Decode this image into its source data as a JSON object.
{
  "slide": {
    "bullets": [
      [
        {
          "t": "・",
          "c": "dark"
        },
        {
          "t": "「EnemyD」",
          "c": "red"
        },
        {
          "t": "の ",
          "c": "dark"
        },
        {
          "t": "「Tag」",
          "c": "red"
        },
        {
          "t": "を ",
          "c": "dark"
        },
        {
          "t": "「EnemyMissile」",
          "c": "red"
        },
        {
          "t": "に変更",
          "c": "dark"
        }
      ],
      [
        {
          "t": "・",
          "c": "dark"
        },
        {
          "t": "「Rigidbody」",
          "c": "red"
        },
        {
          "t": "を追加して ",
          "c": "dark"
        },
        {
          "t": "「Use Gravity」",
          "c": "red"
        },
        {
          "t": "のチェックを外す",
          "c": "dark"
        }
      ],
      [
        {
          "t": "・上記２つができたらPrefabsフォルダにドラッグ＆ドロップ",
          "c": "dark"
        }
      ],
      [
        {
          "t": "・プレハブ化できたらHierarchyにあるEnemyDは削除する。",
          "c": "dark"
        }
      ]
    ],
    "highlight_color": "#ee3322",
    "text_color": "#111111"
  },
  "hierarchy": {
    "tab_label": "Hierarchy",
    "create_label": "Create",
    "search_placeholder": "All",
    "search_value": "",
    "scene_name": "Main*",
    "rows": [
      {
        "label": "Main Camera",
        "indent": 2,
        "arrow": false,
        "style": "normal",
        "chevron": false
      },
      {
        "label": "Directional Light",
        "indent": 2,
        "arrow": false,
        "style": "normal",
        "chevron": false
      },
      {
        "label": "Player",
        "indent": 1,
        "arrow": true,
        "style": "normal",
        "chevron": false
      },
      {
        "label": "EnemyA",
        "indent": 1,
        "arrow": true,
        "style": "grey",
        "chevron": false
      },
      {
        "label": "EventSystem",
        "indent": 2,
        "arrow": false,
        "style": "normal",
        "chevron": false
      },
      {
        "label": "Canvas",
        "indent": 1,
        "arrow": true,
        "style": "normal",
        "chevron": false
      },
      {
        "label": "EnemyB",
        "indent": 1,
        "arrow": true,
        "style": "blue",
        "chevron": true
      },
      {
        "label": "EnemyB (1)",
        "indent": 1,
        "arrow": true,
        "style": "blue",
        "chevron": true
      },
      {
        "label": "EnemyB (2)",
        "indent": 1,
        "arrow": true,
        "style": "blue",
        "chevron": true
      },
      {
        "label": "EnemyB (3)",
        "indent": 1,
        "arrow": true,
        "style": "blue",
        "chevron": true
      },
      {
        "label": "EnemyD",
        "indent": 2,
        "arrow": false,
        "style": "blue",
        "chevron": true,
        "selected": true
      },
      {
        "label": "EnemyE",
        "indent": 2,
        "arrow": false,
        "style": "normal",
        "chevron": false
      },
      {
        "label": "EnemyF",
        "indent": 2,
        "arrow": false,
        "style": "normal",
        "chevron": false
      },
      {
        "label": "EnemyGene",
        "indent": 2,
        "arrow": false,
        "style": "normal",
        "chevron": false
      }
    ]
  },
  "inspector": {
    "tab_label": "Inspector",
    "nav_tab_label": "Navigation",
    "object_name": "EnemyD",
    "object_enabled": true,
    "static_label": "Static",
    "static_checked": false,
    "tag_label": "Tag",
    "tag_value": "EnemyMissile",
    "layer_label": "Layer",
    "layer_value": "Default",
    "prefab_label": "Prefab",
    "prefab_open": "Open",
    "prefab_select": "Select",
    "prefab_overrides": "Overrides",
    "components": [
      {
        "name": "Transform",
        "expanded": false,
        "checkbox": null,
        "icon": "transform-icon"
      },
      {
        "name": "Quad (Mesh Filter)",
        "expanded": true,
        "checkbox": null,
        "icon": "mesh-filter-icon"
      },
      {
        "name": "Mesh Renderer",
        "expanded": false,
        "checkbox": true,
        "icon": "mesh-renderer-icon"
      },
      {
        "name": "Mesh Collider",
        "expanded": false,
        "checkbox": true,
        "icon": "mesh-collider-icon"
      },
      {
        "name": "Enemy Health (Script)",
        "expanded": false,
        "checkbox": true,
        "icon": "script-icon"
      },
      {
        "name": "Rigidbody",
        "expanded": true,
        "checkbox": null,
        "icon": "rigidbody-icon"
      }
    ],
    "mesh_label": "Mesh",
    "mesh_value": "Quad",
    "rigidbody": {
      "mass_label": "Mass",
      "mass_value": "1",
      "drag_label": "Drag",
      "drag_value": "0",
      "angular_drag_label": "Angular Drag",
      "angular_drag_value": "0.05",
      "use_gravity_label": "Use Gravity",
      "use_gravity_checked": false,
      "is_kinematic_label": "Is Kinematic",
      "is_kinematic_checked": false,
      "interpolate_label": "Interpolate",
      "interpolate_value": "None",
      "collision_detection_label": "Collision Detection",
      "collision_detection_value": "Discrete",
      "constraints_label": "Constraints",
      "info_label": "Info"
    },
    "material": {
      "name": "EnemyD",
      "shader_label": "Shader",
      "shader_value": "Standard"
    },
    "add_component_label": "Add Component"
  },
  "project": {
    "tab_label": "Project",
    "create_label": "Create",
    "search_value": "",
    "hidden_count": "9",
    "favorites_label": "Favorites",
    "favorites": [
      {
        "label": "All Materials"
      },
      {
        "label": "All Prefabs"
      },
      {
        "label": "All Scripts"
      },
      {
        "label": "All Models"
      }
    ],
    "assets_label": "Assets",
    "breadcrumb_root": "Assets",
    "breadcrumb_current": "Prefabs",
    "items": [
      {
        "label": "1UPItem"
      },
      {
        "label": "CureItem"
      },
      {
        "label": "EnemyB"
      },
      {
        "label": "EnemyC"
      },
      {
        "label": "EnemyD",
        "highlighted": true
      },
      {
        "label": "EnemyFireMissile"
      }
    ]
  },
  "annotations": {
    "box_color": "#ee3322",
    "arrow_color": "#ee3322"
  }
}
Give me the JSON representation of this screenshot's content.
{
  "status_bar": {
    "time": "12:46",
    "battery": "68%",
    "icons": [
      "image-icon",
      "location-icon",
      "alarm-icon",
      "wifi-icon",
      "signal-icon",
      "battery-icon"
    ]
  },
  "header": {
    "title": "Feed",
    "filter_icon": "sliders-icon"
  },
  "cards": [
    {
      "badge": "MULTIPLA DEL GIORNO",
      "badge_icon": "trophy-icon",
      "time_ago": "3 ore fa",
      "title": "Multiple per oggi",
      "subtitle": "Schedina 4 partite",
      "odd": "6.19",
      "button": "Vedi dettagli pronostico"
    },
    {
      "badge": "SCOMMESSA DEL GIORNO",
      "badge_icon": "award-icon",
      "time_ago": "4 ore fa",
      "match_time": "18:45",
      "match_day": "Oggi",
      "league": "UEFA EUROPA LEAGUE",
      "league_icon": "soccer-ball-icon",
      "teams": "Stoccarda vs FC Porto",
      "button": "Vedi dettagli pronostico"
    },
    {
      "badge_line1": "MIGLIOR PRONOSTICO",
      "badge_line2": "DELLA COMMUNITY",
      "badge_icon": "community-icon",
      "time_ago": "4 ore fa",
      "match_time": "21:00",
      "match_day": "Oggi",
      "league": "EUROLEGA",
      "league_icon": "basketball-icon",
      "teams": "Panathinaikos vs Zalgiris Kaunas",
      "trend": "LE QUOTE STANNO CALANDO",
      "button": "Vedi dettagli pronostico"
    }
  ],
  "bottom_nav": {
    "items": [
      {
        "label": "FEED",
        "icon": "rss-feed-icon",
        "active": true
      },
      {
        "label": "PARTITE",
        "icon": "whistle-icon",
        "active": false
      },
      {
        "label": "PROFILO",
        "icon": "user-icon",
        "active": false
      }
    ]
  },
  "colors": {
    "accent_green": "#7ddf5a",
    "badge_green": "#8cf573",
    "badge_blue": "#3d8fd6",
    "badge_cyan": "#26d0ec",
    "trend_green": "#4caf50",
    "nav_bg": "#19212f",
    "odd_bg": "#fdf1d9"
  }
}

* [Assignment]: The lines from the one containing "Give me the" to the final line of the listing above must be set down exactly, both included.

* [Result of the exercise]:
Give me the JSON representation of this screenshot's content.
{
  "status_bar": {
    "time": "12:46",
    "battery": "68%",
    "icons": [
      "image-icon",
      "location-icon",
      "alarm-icon",
      "wifi-icon",
      "signal-icon",
      "battery-icon"
    ]
  },
  "header": {
    "title": "Feed",
    "filter_icon": "sliders-icon"
  },
  "cards": [
    {
      "badge": "MULTIPLA DEL GIORNO",
      "badge_icon": "trophy-icon",
      "time_ago": "3 ore fa",
      "title": "Multiple per oggi",
      "subtitle": "Schedina 4 partite",
      "odd": "6.19",
      "button": "Vedi dettagli pronostico"
    },
    {
      "badge": "SCOMMESSA DEL GIORNO",
      "badge_icon": "award-icon",
      "time_ago": "4 ore fa",
      "match_time": "18:45",
      "match_day": "Oggi",
      "league": "UEFA EUROPA LEAGUE",
      "league_icon": "soccer-ball-icon",
      "teams": "Stoccarda vs FC Porto",
      "button": "Vedi dettagli pronostico"
    },
    {
      "badge_line1": "MIGLIOR PRONOSTICO",
      "badge_line2": "DELLA COMMUNITY",
      "badge_icon": "community-icon",
      "time_ago": "4 ore fa",
      "match_time": "21:00",
      "match_day": "Oggi",
      "league": "EUROLEGA",
      "league_icon": "basketball-icon",
      "teams": "Panathinaikos vs Zalgiris Kaunas",
      "trend": "LE QUOTE STANNO CALANDO",
      "button": "Vedi dettagli pronostico"
    }
  ],
  "bottom_nav": {
    "items": [
      {
        "label": "FEED",
        "icon": "rss-feed-icon",
        "active": true
      },
      {
        "label": "PARTITE",
        "icon": "whistle-icon",
        "active": false
      },
      {
        "label": "PROFILO",
        "icon": "user-icon",
        "active": false
      }
    ]
  },
  "colors": {
    "accent_green": "#7ddf5a",
    "badge_green": "#8cf573",
    "badge_blue": "#3d8fd6",
    "badge_cyan": "#26d0ec",
    "trend_green": "#4caf50",
    "nav_bg": "#19212f",
    "odd_bg": "#fdf1d9"
  }
}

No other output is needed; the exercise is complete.